Extract each line from the entries below that has the string "this" in it.

(Dataset items)
○ ○ ○ ○
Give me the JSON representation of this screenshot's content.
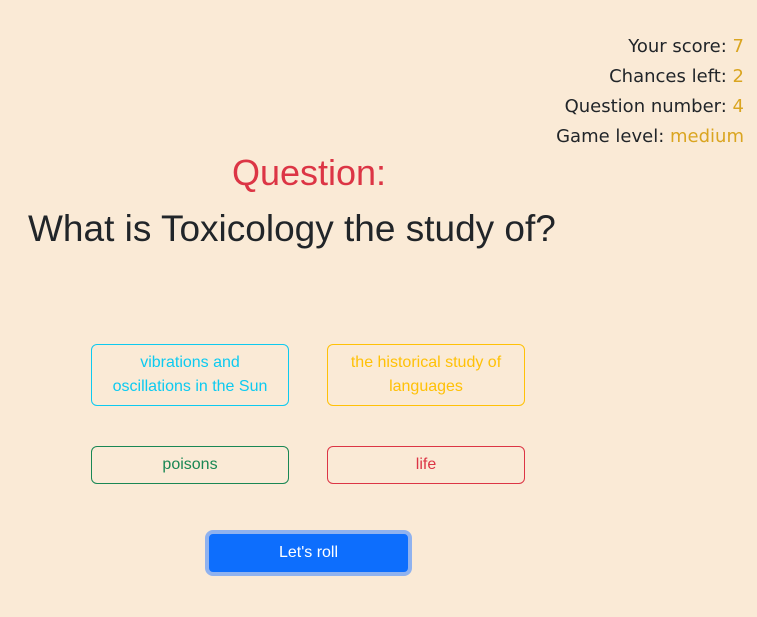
{
  "stats": {
    "score_label": "Your score: ",
    "score": "7",
    "chances_label": "Chances left: ",
    "chances": "2",
    "question_label": "Question number: ",
    "question": "4",
    "level_label": "Game level: ",
    "level": "medium"
  },
  "question": {
    "label": "Question:",
    "text": "What is Toxicology the study of?"
  },
  "answers": [
    {
      "text": "vibrations and oscillations in the Sun",
      "color": "#0dcaf0"
    },
    {
      "text": "the historical study of languages",
      "color": "#ffc107"
    },
    {
      "text": "poisons",
      "color": "#198754"
    },
    {
      "text": "life",
      "color": "#dc3545"
    }
  ],
  "roll_label": "Let's roll"
}
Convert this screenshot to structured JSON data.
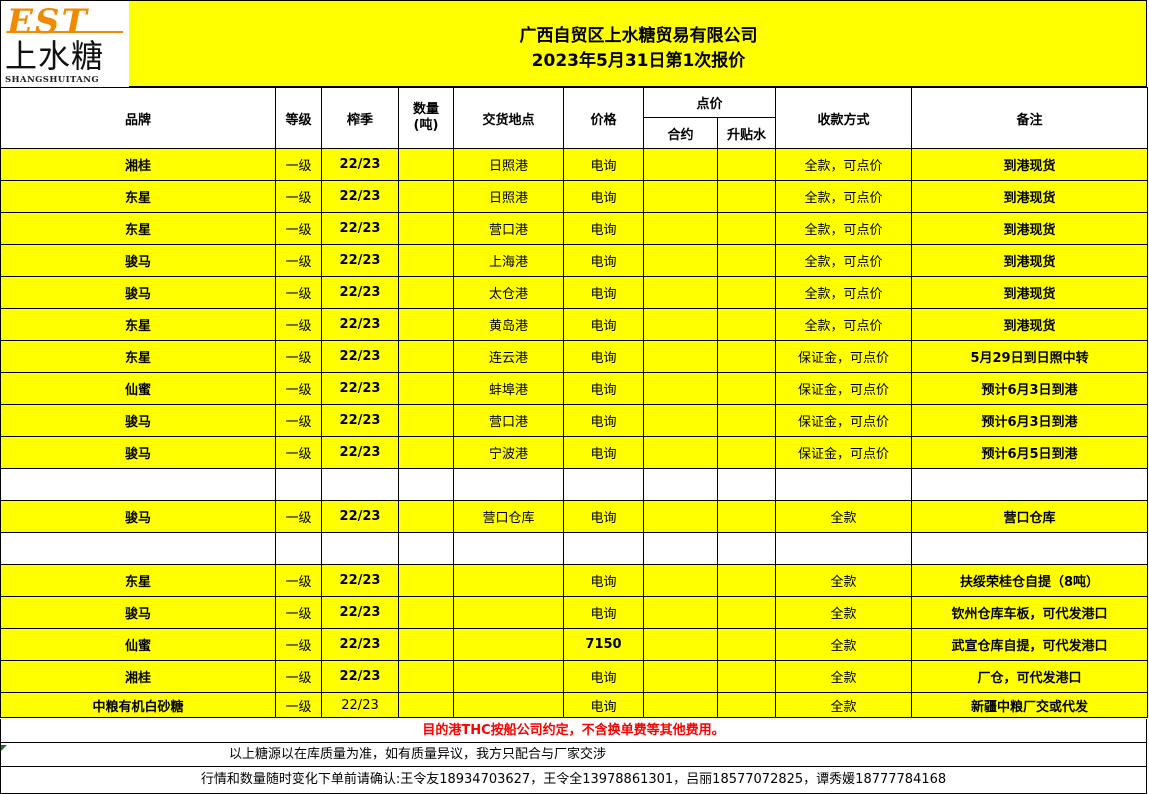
{
  "logo": {
    "mark": "EST",
    "name_cn": "上水糖",
    "name_en": "SHANGSHUITANG"
  },
  "title": {
    "company": "广西自贸区上水糖贸易有限公司",
    "date_line": "2023年5月31日第1次报价"
  },
  "headers": {
    "brand": "品牌",
    "grade": "等级",
    "season": "榨季",
    "qty_line1": "数量",
    "qty_line2": "(吨)",
    "location": "交货地点",
    "price": "价格",
    "point_price": "点价",
    "contract": "合约",
    "premium": "升贴水",
    "payment": "收款方式",
    "remark": "备注"
  },
  "rows": [
    {
      "brand": "湘桂",
      "grade": "一级",
      "season": "22/23",
      "qty": "",
      "location": "日照港",
      "price": "电询",
      "contract": "",
      "premium": "",
      "payment": "全款，可点价",
      "remark": "到港现货"
    },
    {
      "brand": "东星",
      "grade": "一级",
      "season": "22/23",
      "qty": "",
      "location": "日照港",
      "price": "电询",
      "contract": "",
      "premium": "",
      "payment": "全款，可点价",
      "remark": "到港现货"
    },
    {
      "brand": "东星",
      "grade": "一级",
      "season": "22/23",
      "qty": "",
      "location": "营口港",
      "price": "电询",
      "contract": "",
      "premium": "",
      "payment": "全款，可点价",
      "remark": "到港现货"
    },
    {
      "brand": "骏马",
      "grade": "一级",
      "season": "22/23",
      "qty": "",
      "location": "上海港",
      "price": "电询",
      "contract": "",
      "premium": "",
      "payment": "全款，可点价",
      "remark": "到港现货"
    },
    {
      "brand": "骏马",
      "grade": "一级",
      "season": "22/23",
      "qty": "",
      "location": "太仓港",
      "price": "电询",
      "contract": "",
      "premium": "",
      "payment": "全款，可点价",
      "remark": "到港现货"
    },
    {
      "brand": "东星",
      "grade": "一级",
      "season": "22/23",
      "qty": "",
      "location": "黄岛港",
      "price": "电询",
      "contract": "",
      "premium": "",
      "payment": "全款，可点价",
      "remark": "到港现货"
    },
    {
      "brand": "东星",
      "grade": "一级",
      "season": "22/23",
      "qty": "",
      "location": "连云港",
      "price": "电询",
      "contract": "",
      "premium": "",
      "payment": "保证金，可点价",
      "remark": "5月29日到日照中转"
    },
    {
      "brand": "仙蜜",
      "grade": "一级",
      "season": "22/23",
      "qty": "",
      "location": "蚌埠港",
      "price": "电询",
      "contract": "",
      "premium": "",
      "payment": "保证金，可点价",
      "remark": "预计6月3日到港"
    },
    {
      "brand": "骏马",
      "grade": "一级",
      "season": "22/23",
      "qty": "",
      "location": "营口港",
      "price": "电询",
      "contract": "",
      "premium": "",
      "payment": "保证金，可点价",
      "remark": "预计6月3日到港"
    },
    {
      "brand": "骏马",
      "grade": "一级",
      "season": "22/23",
      "qty": "",
      "location": "宁波港",
      "price": "电询",
      "contract": "",
      "premium": "",
      "payment": "保证金，可点价",
      "remark": "预计6月5日到港"
    }
  ],
  "rows_b": [
    {
      "brand": "骏马",
      "grade": "一级",
      "season": "22/23",
      "qty": "",
      "location": "营口仓库",
      "price": "电询",
      "contract": "",
      "premium": "",
      "payment": "全款",
      "remark": "营口仓库"
    }
  ],
  "rows_c": [
    {
      "brand": "东星",
      "grade": "一级",
      "season": "22/23",
      "qty": "",
      "location": "",
      "price": "电询",
      "contract": "",
      "premium": "",
      "payment": "全款",
      "remark": "扶绥荣桂仓自提（8吨）"
    },
    {
      "brand": "骏马",
      "grade": "一级",
      "season": "22/23",
      "qty": "",
      "location": "",
      "price": "电询",
      "contract": "",
      "premium": "",
      "payment": "全款",
      "remark": "钦州仓库车板，可代发港口"
    },
    {
      "brand": "仙蜜",
      "grade": "一级",
      "season": "22/23",
      "qty": "",
      "location": "",
      "price": "7150",
      "contract": "",
      "premium": "",
      "payment": "全款",
      "remark": "武宣仓库自提，可代发港口"
    },
    {
      "brand": "湘桂",
      "grade": "一级",
      "season": "22/23",
      "qty": "",
      "location": "",
      "price": "电询",
      "contract": "",
      "premium": "",
      "payment": "全款",
      "remark": "厂仓，可代发港口"
    },
    {
      "brand": "中粮有机白砂糖",
      "grade": "一级",
      "season": "22/23",
      "qty": "",
      "location": "",
      "price": "电询",
      "contract": "",
      "premium": "",
      "payment": "全款",
      "remark": "新疆中粮厂交或代发"
    }
  ],
  "footer": {
    "note1": "目的港THC按船公司约定，不含换单费等其他费用。",
    "note2": "以上糖源以在库质量为准，如有质量异议，我方只配合与厂家交涉",
    "note3": "行情和数量随时变化下单前请确认:王令友18934703627，王令全13978861301，吕丽18577072825，谭秀媛18777784168"
  },
  "colors": {
    "highlight": "#ffff00",
    "accent_red": "#ff0000",
    "logo_orange": "#f08a00"
  }
}
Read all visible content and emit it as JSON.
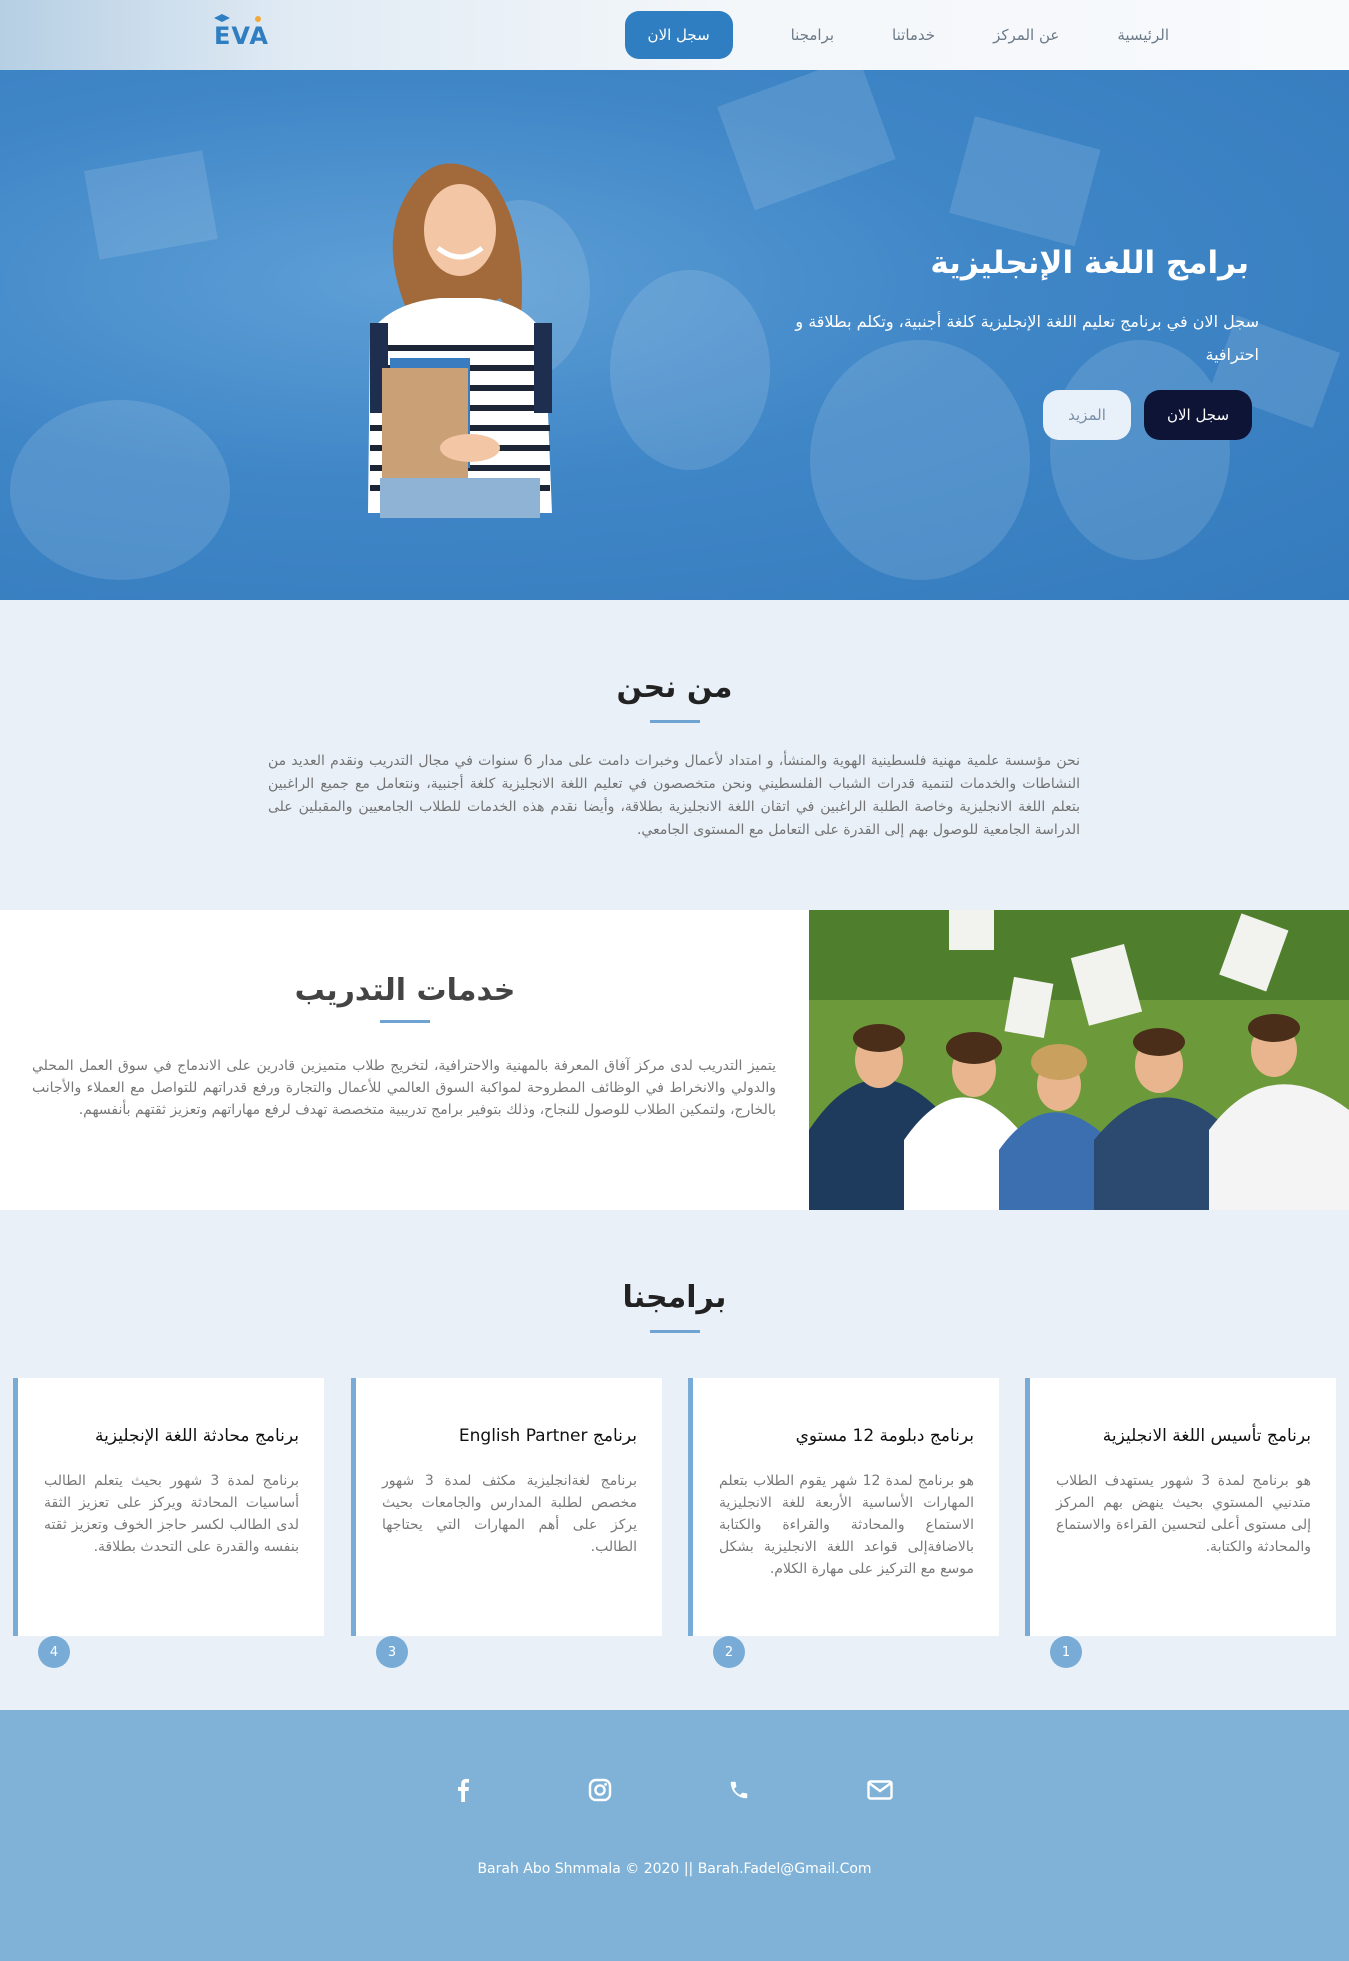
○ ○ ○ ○
**RESPONSE TO THE EXERCISE**
Give me the JSON representation of this screenshot's content.
Convert this screenshot to structured JSON data.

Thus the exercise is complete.